• **Records supplied**
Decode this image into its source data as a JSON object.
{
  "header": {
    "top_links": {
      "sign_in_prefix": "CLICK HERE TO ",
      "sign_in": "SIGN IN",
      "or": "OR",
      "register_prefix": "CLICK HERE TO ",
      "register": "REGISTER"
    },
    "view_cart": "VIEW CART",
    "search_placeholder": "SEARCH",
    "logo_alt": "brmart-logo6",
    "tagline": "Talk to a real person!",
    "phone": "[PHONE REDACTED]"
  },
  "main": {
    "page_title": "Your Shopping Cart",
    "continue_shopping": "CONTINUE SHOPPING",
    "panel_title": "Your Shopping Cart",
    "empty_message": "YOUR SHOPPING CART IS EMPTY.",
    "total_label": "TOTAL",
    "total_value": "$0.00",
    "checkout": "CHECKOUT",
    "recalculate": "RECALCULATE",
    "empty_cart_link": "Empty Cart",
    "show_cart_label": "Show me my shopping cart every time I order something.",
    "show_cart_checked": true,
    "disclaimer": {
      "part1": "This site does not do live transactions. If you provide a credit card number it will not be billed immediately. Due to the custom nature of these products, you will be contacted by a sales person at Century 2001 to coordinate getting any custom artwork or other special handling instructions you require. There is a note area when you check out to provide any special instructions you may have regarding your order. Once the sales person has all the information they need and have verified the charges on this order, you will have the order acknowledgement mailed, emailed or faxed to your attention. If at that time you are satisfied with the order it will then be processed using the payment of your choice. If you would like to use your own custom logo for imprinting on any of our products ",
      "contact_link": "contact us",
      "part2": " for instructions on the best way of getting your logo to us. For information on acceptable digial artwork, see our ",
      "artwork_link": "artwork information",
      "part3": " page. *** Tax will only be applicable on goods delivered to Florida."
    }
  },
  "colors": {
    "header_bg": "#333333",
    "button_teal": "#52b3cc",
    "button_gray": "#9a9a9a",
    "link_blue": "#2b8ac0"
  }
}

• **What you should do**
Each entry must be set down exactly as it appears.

• **Answer to the problem**
Decode this image into its source data as a JSON object.
{
  "header": {
    "top_links": {
      "sign_in_prefix": "CLICK HERE TO ",
      "sign_in": "SIGN IN",
      "or": "OR",
      "register_prefix": "CLICK HERE TO ",
      "register": "REGISTER"
    },
    "view_cart": "VIEW CART",
    "search_placeholder": "SEARCH",
    "logo_alt": "brmart-logo6",
    "tagline": "Talk to a real person!",
    "phone": "[PHONE REDACTED]"
  },
  "main": {
    "page_title": "Your Shopping Cart",
    "continue_shopping": "CONTINUE SHOPPING",
    "panel_title": "Your Shopping Cart",
    "empty_message": "YOUR SHOPPING CART IS EMPTY.",
    "total_label": "TOTAL",
    "total_value": "$0.00",
    "checkout": "CHECKOUT",
    "recalculate": "RECALCULATE",
    "empty_cart_link": "Empty Cart",
    "show_cart_label": "Show me my shopping cart every time I order something.",
    "show_cart_checked": true,
    "disclaimer": {
      "part1": "This site does not do live transactions. If you provide a credit card number it will not be billed immediately. Due to the custom nature of these products, you will be contacted by a sales person at Century 2001 to coordinate getting any custom artwork or other special handling instructions you require. There is a note area when you check out to provide any special instructions you may have regarding your order. Once the sales person has all the information they need and have verified the charges on this order, you will have the order acknowledgement mailed, emailed or faxed to your attention. If at that time you are satisfied with the order it will then be processed using the payment of your choice. If you would like to use your own custom logo for imprinting on any of our products ",
      "contact_link": "contact us",
      "part2": " for instructions on the best way of getting your logo to us. For information on acceptable digial artwork, see our ",
      "artwork_link": "artwork information",
      "part3": " page. *** Tax will only be applicable on goods delivered to Florida."
    }
  },
  "colors": {
    "header_bg": "#333333",
    "button_teal": "#52b3cc",
    "button_gray": "#9a9a9a",
    "link_blue": "#2b8ac0"
  }
}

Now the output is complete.